But Watt, appraiser for Arthur Andersen, said that the trade highlighted Argyros' business acumen.
"You can have a situation where one or two star players isn't enough to make you a winner," Watt said. "In a situation like that, you are better off trading those sorts of people for several strong, young prospects and build for the future. That's pretty much the stage that Seattle was in."
Not everyone agrees.
From the Seattle Times: "Argyros, known for running a tightfisted operation, has been criticized for not doing more to build a winner."
From California Angels batting coach Deron Johnson, a coach in Seattle during 1985 and 1986: Argyros "didn't spend that much money. He didn't want to pay them (players). If he'd have kept all the people that got away, they'd have an awesome team. . . . All I know is that winners have got bigger payrolls than losers--and there's a reason for it."
From Michael Megna, vice president of American Appraisal Associates and a sports franchise appraiser: "He let a star pitcher get away from him because he didn't want to pay the salary. It's a matter of choice. If you want to pay the price, you pay the price."
But Megna is quick to point out that it's not always possible to buy your way to the World Series. Gene Autry's Angels are his favorite example. Not even one of the highest payrolls in baseball has gotten Autry his wish.
Some kind of happy medium has to be possible. Argyros' Mariners are not it, Megna said, and Argyros has sacrificed pennants for profitability.
"He certainly ran (the team) like a business," Megna said. "He monitored his costs, made sure he maximized revenue benefits. He ran a professional operation. But if you run a sports franchise like the business you're supposed to, invariably you don't win any championships."

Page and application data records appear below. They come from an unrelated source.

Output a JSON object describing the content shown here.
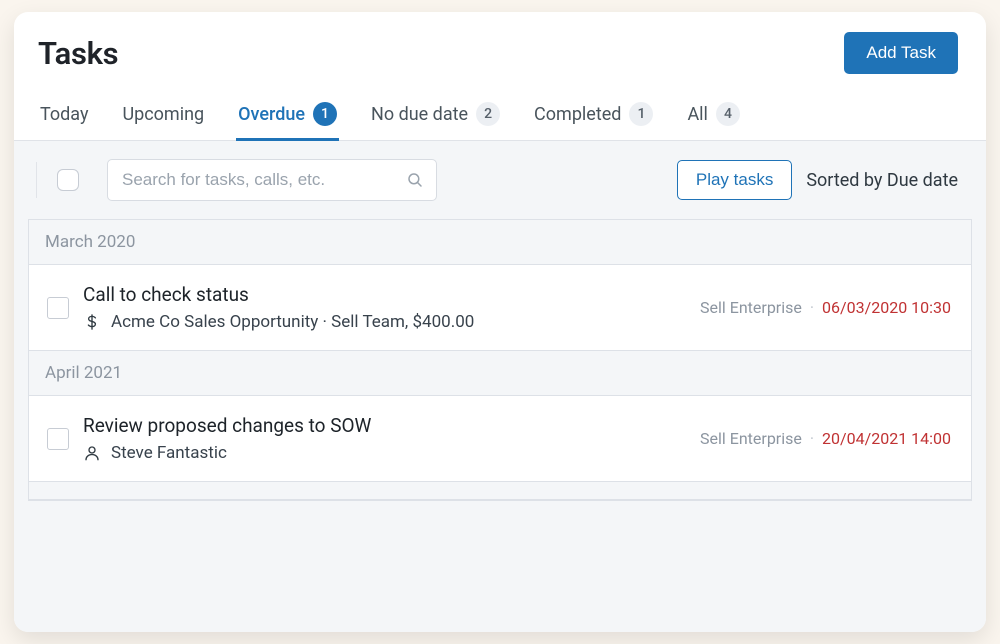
{
  "header": {
    "title": "Tasks",
    "add_button": "Add Task"
  },
  "tabs": [
    {
      "label": "Today",
      "count": null,
      "active": false
    },
    {
      "label": "Upcoming",
      "count": null,
      "active": false
    },
    {
      "label": "Overdue",
      "count": 1,
      "active": true
    },
    {
      "label": "No due date",
      "count": 2,
      "active": false
    },
    {
      "label": "Completed",
      "count": 1,
      "active": false
    },
    {
      "label": "All",
      "count": 4,
      "active": false
    }
  ],
  "toolbar": {
    "search_placeholder": "Search for tasks, calls, etc.",
    "play_label": "Play tasks",
    "sort_label": "Sorted by Due date"
  },
  "groups": [
    {
      "heading": "March 2020",
      "task": {
        "title": "Call to check status",
        "icon": "dollar",
        "sub": "Acme Co Sales Opportunity · Sell Team, $400.00",
        "tag": "Sell Enterprise",
        "date": "06/03/2020 10:30"
      }
    },
    {
      "heading": "April 2021",
      "task": {
        "title": "Review proposed changes to SOW",
        "icon": "person",
        "sub": "Steve Fantastic",
        "tag": "Sell Enterprise",
        "date": "20/04/2021 14:00"
      }
    }
  ]
}
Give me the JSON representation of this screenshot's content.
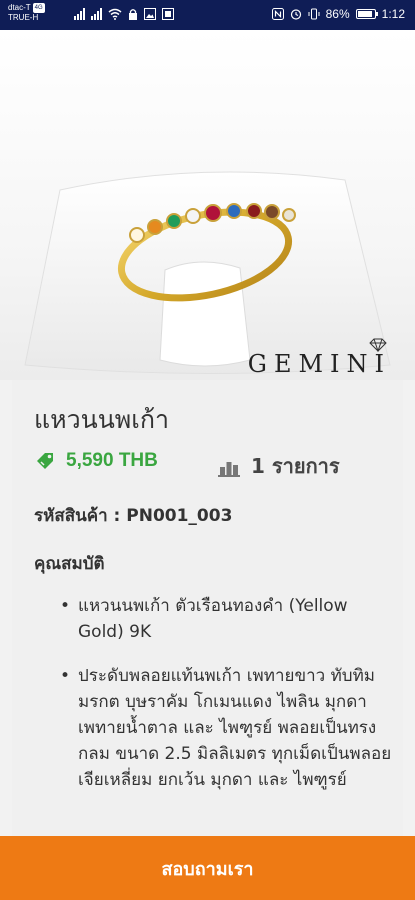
{
  "status_bar": {
    "carrier_primary": "dtac-T",
    "carrier_tag": "4G",
    "carrier_secondary": "TRUE-H",
    "battery_level": "86%",
    "time": "1:12",
    "battery_fraction": 0.86
  },
  "product": {
    "image_brand": "GEMINI",
    "title": "แหวนนพเก้า",
    "price": "5,590 THB",
    "quantity": "1 รายการ",
    "sku": "รหัสสินค้า : PN001_003",
    "properties_title": "คุณสมบัติ",
    "properties": [
      "แหวนนพเก้า ตัวเรือนทองคำ (Yellow Gold) 9K",
      "ประดับพลอยแท้นพเก้า เพทายขาว ทับทิม มรกต บุษราคัม โกเมนแดง ไพลิน มุกดา เพทายน้ำตาล และ ไพฑูรย์ พลอยเป็นทรงกลม ขนาด 2.5 มิลลิเมตร ทุกเม็ดเป็นพลอยเจียเหลี่ยม ยกเว้น มุกดา และ ไพฑูรย์"
    ]
  },
  "cta": {
    "label": "สอบถามเรา"
  },
  "colors": {
    "status_bar_bg": "#0f1d56",
    "price_green": "#3aa640",
    "cta_orange": "#ee7a14",
    "gold": "#d4a82a"
  }
}
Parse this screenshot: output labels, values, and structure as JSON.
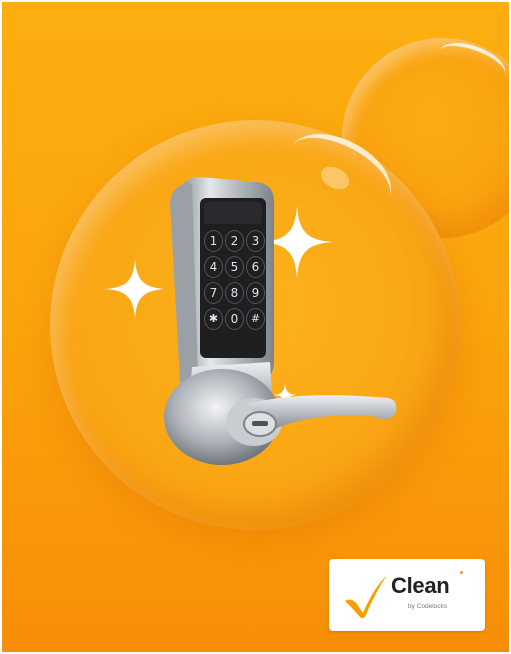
{
  "image": {
    "subject": "smart lock with keypad",
    "colors": {
      "background_top": "#fcae0f",
      "background_bottom": "#f78e06",
      "badge_check": "#f5a000",
      "lock_metal": "#c8ccd1",
      "keypad": "#1f1f22"
    }
  },
  "keypad": {
    "keys": [
      "1",
      "2",
      "3",
      "4",
      "5",
      "6",
      "7",
      "8",
      "9",
      "✱",
      "0",
      "#"
    ]
  },
  "badge": {
    "icon": "checkmark-icon",
    "word": "Clean",
    "subtitle": "by Codelocks"
  }
}
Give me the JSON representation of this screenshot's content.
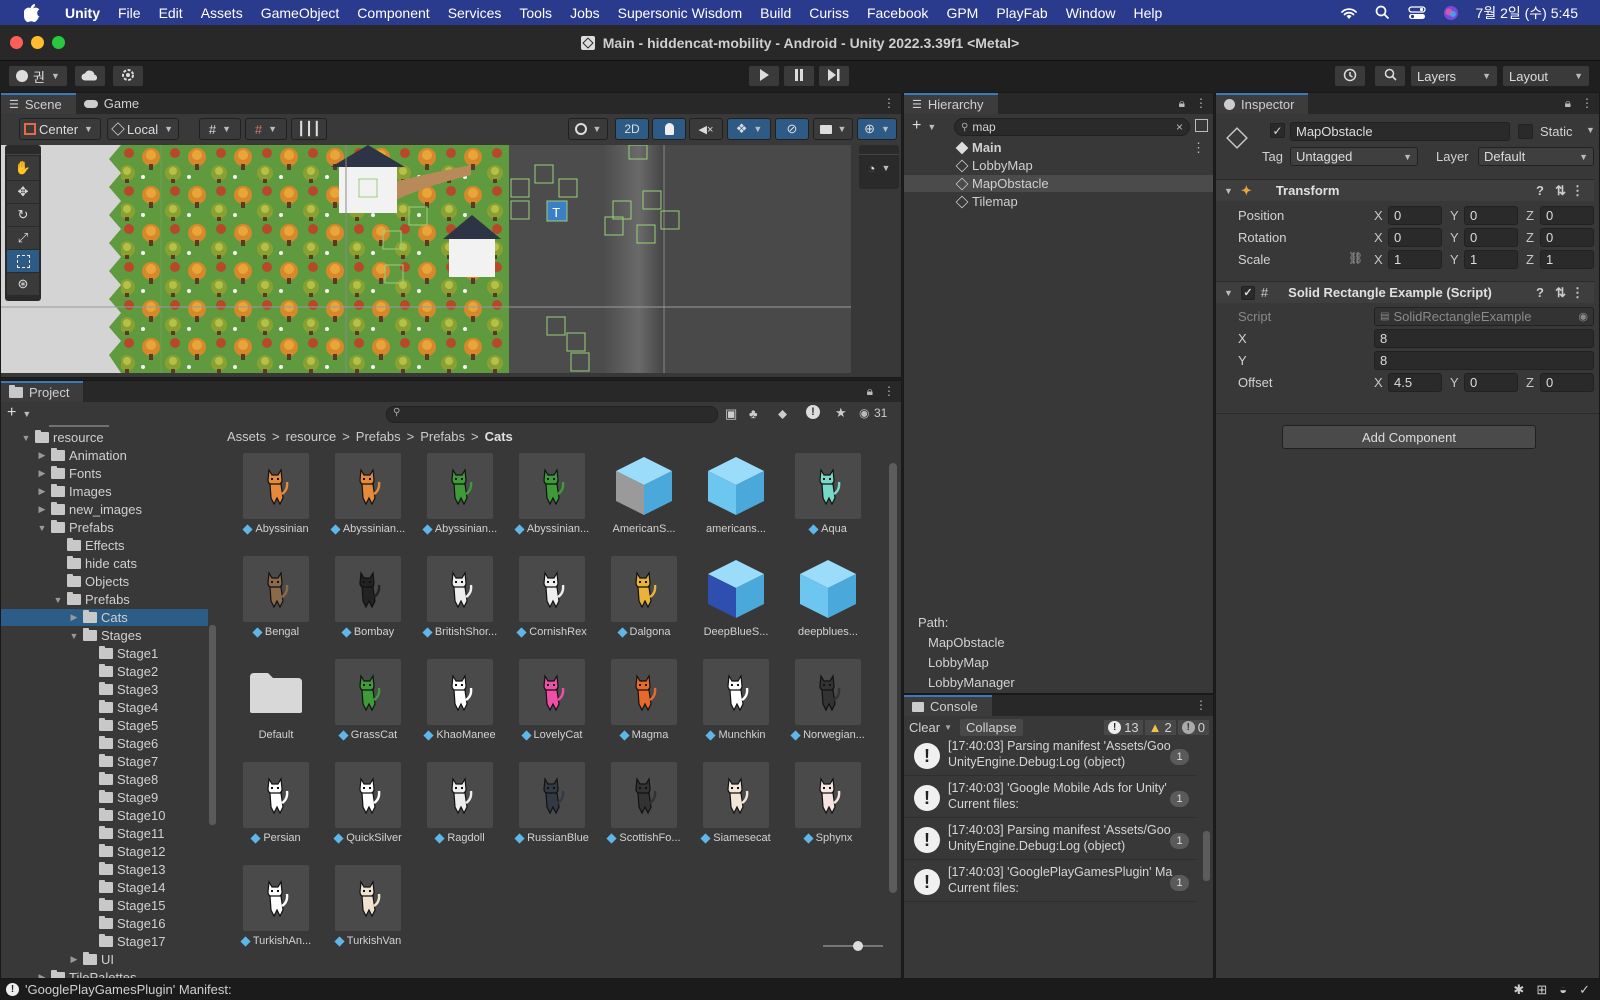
{
  "menubar": {
    "app_name": "Unity",
    "items": [
      "File",
      "Edit",
      "Assets",
      "GameObject",
      "Component",
      "Services",
      "Tools",
      "Jobs",
      "Supersonic Wisdom",
      "Build",
      "Curiss",
      "Facebook",
      "GPM",
      "PlayFab",
      "Window",
      "Help"
    ],
    "clock": "7월 2일 (수) 5:45"
  },
  "window": {
    "title": "Main - hiddencat-mobility - Android - Unity 2022.3.39f1 <Metal>"
  },
  "toolbar": {
    "account_label": "권",
    "layers_label": "Layers",
    "layout_label": "Layout"
  },
  "scene": {
    "tab_scene": "Scene",
    "tab_game": "Game",
    "pivot_label": "Center",
    "space_label": "Local",
    "mode_2d_label": "2D"
  },
  "hierarchy": {
    "tab_label": "Hierarchy",
    "search_value": "map",
    "items": [
      "Main",
      "LobbyMap",
      "MapObstacle",
      "Tilemap"
    ],
    "path_label": "Path:",
    "path_items": [
      "MapObstacle",
      "LobbyMap",
      "LobbyManager"
    ]
  },
  "inspector": {
    "tab_label": "Inspector",
    "object_name": "MapObstacle",
    "static_label": "Static",
    "tag_label": "Tag",
    "tag_value": "Untagged",
    "layer_label": "Layer",
    "layer_value": "Default",
    "transform": {
      "title": "Transform",
      "position_label": "Position",
      "rotation_label": "Rotation",
      "scale_label": "Scale",
      "position": [
        "0",
        "0",
        "0"
      ],
      "rotation": [
        "0",
        "0",
        "0"
      ],
      "scale": [
        "1",
        "1",
        "1"
      ]
    },
    "script_component": {
      "title": "Solid Rectangle Example (Script)",
      "script_label": "Script",
      "script_value": "SolidRectangleExample",
      "x_label": "X",
      "x_value": "8",
      "y_label": "Y",
      "y_value": "8",
      "offset_label": "Offset",
      "offset": [
        "4.5",
        "0",
        "0"
      ]
    },
    "axis_labels": [
      "X",
      "Y",
      "Z"
    ],
    "add_component_label": "Add Component"
  },
  "project": {
    "tab_label": "Project",
    "visible_count": "31",
    "breadcrumb": [
      "Assets",
      "resource",
      "Prefabs",
      "Prefabs",
      "Cats"
    ],
    "tree": [
      {
        "label": "resource"
      },
      {
        "label": "Animation"
      },
      {
        "label": "Fonts"
      },
      {
        "label": "Images"
      },
      {
        "label": "new_images"
      },
      {
        "label": "Prefabs"
      },
      {
        "label": "Effects"
      },
      {
        "label": "hide cats"
      },
      {
        "label": "Objects"
      },
      {
        "label": "Prefabs"
      },
      {
        "label": "Cats"
      },
      {
        "label": "Stages"
      },
      {
        "label": "Stage1"
      },
      {
        "label": "Stage2"
      },
      {
        "label": "Stage3"
      },
      {
        "label": "Stage4"
      },
      {
        "label": "Stage5"
      },
      {
        "label": "Stage6"
      },
      {
        "label": "Stage7"
      },
      {
        "label": "Stage8"
      },
      {
        "label": "Stage9"
      },
      {
        "label": "Stage10"
      },
      {
        "label": "Stage11"
      },
      {
        "label": "Stage12"
      },
      {
        "label": "Stage13"
      },
      {
        "label": "Stage14"
      },
      {
        "label": "Stage15"
      },
      {
        "label": "Stage16"
      },
      {
        "label": "Stage17"
      },
      {
        "label": "UI"
      },
      {
        "label": "TilePalettes"
      }
    ],
    "assets": [
      {
        "label": "Abyssinian",
        "color": "#e58a3a"
      },
      {
        "label": "Abyssinian...",
        "color": "#e58a3a"
      },
      {
        "label": "Abyssinian...",
        "color": "#3f9a3a"
      },
      {
        "label": "Abyssinian...",
        "color": "#3f9a3a"
      },
      {
        "label": "AmericanS...",
        "color": "#9a9a9a"
      },
      {
        "label": "americans...",
        "color": "#6cc6f0"
      },
      {
        "label": "Aqua",
        "color": "#79d9c9"
      },
      {
        "label": "Bengal",
        "color": "#8a6a4a"
      },
      {
        "label": "Bombay",
        "color": "#222222"
      },
      {
        "label": "BritishShor...",
        "color": "#eeeeee"
      },
      {
        "label": "CornishRex",
        "color": "#eeeeee"
      },
      {
        "label": "Dalgona",
        "color": "#e9b23a"
      },
      {
        "label": "DeepBlueS...",
        "color": "#2f4fb0"
      },
      {
        "label": "deepblues...",
        "color": "#6cc6f0"
      },
      {
        "label": "Default",
        "color": "#d8d8d8"
      },
      {
        "label": "GrassCat",
        "color": "#3f9a3a"
      },
      {
        "label": "KhaoManee",
        "color": "#ffffff"
      },
      {
        "label": "LovelyCat",
        "color": "#f04fa8"
      },
      {
        "label": "Magma",
        "color": "#e86a2a"
      },
      {
        "label": "Munchkin",
        "color": "#ffffff"
      },
      {
        "label": "Norwegian...",
        "color": "#333333"
      },
      {
        "label": "Persian",
        "color": "#ffffff"
      },
      {
        "label": "QuickSilver",
        "color": "#ffffff"
      },
      {
        "label": "Ragdoll",
        "color": "#eeeeee"
      },
      {
        "label": "RussianBlue",
        "color": "#333a44"
      },
      {
        "label": "ScottishFo...",
        "color": "#333333"
      },
      {
        "label": "Siamesecat",
        "color": "#f2e6d6"
      },
      {
        "label": "Sphynx",
        "color": "#f6e4e0"
      },
      {
        "label": "TurkishAn...",
        "color": "#ffffff"
      },
      {
        "label": "TurkishVan",
        "color": "#f0e2d0"
      }
    ]
  },
  "console": {
    "tab_label": "Console",
    "clear_label": "Clear",
    "collapse_label": "Collapse",
    "log_count": "13",
    "warn_count": "2",
    "error_count": "0",
    "entries": [
      {
        "line1": "[17:40:03] Parsing manifest 'Assets/Goo",
        "line2": "UnityEngine.Debug:Log (object)",
        "count": "1"
      },
      {
        "line1": "[17:40:03] 'Google Mobile Ads for Unity'",
        "line2": "Current files:",
        "count": "1"
      },
      {
        "line1": "[17:40:03] Parsing manifest 'Assets/Goo",
        "line2": "UnityEngine.Debug:Log (object)",
        "count": "1"
      },
      {
        "line1": "[17:40:03] 'GooglePlayGamesPlugin' Ma",
        "line2": "Current files:",
        "count": "1"
      }
    ]
  },
  "statusbar": {
    "message": "'GooglePlayGamesPlugin' Manifest:"
  }
}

But Argyros contends that baseball is not an easy business and that it is the unique nature of a team as a commodity that brings high prices.
"There are only 26 (teams) in the world," he said. "That's the key. They don't make economic sense. It's a very tough business from a business standpoint."
Times staff writer Mike Penner contributed to this story.
GEORGE LEON ARGYROS HOME: Newport Beach. AGE: 52. ESTIMATED WEALTH: $250 million (according to Forbes magazine in 1988). Argyros began his real estate development career with a small strip shopping center in Tustin in the 1960s. His company, Arnel Development, builds offices and apartments. Argyros bought the Seattle Mariners baseball team in 1981. The same year, he and developer William Lyon acquired AirCal, which they sold in 1986.
SEATTLE MARINERS UNDER ARGYROS
The Mariners have had a losing record every season since their birth in 1977--finishing last in five of the 12 years. George Argyros bought the team in 1981.
Year Record % 1981* 44-65 .404 1982 76-86 .469 1983 60-102 .370 1984 74-88 .457 1985 74-88 .457 1986 67-95 .414 1987 78-84 .481 1988 68-93 .422 1989** 57-68 .456 Totals** 598-769 .438
* Strike season
** Through games of Aug. 23
S ource: Baseball Encyclopedia